• _EXERCISE_
Provide only the number of lines in the records below that include "platform".

• _MATERIAL PROVIDED_
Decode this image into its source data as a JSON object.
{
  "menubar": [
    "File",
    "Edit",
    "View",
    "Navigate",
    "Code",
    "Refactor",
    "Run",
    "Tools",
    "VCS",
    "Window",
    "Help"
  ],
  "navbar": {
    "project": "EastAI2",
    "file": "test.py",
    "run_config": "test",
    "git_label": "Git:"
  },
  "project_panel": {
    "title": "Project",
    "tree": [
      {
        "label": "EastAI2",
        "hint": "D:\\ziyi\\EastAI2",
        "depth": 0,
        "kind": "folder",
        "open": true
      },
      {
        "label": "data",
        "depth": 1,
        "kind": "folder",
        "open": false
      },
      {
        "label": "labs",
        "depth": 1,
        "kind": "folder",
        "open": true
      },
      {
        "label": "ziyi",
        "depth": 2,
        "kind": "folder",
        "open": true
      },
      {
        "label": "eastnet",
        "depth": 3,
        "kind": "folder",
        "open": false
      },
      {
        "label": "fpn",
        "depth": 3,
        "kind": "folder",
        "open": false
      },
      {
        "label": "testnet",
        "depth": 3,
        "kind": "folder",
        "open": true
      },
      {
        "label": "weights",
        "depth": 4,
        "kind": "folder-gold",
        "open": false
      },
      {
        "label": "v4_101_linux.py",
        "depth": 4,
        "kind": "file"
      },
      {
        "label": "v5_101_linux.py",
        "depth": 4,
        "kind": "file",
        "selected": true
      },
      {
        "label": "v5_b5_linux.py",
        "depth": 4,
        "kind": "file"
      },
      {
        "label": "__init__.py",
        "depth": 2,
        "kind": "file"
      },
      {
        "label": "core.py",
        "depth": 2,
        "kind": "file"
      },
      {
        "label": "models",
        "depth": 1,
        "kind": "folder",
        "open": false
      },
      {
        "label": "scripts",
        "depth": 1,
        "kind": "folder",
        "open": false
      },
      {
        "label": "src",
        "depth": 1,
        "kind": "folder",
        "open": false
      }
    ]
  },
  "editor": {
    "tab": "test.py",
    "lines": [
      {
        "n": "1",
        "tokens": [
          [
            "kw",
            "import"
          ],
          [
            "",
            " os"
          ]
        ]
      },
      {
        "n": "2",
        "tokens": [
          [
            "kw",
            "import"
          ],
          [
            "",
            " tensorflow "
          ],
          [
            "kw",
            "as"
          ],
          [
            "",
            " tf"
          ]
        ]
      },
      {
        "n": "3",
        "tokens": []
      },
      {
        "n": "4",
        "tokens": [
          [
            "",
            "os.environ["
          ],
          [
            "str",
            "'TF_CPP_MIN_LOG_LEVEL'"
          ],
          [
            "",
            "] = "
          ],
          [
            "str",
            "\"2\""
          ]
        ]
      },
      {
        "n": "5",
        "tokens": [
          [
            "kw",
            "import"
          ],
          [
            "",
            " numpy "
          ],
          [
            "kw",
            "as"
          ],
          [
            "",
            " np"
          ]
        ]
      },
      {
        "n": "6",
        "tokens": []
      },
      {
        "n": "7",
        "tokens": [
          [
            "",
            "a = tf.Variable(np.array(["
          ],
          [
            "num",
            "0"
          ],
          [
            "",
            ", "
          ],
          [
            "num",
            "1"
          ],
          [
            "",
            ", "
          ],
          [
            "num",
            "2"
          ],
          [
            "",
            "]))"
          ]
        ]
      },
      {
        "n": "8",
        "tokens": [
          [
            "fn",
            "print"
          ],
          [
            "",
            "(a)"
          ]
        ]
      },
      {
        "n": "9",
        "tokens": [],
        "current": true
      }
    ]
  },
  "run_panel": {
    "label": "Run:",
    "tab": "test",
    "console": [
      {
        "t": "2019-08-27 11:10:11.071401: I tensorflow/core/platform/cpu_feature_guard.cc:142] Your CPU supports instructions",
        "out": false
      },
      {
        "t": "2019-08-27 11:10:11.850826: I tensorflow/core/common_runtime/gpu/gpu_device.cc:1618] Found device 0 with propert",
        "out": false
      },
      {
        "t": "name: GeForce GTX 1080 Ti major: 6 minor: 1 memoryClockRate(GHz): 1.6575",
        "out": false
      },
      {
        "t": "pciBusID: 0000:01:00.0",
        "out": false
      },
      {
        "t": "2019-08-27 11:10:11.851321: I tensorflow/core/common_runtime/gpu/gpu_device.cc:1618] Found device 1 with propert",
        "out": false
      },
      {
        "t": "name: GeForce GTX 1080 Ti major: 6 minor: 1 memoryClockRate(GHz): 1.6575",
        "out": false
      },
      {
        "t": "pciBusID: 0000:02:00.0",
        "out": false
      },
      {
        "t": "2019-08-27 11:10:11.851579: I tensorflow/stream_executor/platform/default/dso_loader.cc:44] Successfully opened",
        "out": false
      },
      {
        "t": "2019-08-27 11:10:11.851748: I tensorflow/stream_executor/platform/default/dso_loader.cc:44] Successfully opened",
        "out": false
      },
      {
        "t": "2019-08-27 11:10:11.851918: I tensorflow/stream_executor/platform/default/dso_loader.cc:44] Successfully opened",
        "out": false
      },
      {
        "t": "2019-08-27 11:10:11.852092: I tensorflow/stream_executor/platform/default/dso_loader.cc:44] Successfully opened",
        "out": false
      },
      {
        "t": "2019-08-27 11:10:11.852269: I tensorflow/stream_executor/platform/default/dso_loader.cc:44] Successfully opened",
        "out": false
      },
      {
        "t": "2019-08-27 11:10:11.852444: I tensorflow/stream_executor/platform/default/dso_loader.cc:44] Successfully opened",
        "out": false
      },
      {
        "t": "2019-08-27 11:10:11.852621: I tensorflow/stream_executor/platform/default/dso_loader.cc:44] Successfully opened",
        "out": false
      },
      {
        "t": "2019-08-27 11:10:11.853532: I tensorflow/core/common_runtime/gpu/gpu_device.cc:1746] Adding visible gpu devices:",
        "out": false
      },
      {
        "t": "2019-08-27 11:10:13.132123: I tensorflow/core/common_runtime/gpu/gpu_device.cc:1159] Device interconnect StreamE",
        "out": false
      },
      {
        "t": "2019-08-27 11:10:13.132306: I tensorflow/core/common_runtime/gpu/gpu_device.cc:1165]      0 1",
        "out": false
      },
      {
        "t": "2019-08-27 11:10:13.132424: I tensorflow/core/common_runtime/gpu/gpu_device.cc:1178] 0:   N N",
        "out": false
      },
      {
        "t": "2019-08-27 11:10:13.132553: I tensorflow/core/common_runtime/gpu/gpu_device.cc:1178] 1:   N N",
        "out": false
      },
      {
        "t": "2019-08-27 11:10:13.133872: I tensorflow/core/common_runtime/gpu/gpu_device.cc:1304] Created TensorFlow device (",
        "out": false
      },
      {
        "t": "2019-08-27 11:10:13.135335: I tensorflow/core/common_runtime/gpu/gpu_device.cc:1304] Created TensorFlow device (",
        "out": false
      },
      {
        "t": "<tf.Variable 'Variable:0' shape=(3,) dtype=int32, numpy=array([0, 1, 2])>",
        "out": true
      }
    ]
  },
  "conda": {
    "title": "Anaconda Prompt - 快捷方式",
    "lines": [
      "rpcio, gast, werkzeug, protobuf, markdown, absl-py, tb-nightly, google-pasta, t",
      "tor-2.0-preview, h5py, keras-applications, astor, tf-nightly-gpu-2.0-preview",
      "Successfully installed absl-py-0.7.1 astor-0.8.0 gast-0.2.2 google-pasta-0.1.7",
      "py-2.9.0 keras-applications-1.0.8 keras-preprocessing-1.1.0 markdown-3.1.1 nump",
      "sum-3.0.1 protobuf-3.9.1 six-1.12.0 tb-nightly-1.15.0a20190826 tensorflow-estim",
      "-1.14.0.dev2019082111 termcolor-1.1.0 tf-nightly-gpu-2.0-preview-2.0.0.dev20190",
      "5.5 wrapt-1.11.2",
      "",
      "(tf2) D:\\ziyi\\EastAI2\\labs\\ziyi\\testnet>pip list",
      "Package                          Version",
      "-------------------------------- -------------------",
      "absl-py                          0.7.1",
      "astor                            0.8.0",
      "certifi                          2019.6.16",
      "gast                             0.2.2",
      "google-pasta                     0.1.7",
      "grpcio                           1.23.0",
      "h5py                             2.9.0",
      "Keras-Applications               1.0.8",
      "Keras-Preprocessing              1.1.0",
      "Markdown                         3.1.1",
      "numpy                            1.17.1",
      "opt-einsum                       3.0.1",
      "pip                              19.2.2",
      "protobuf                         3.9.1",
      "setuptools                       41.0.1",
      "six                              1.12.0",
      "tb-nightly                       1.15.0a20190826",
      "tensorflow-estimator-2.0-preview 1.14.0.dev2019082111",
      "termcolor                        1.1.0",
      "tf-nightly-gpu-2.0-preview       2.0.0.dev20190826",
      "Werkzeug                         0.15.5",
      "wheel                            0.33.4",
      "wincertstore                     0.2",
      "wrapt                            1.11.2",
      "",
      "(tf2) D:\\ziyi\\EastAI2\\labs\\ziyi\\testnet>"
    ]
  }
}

• _SOLUTION TO THE EXERCISE_
8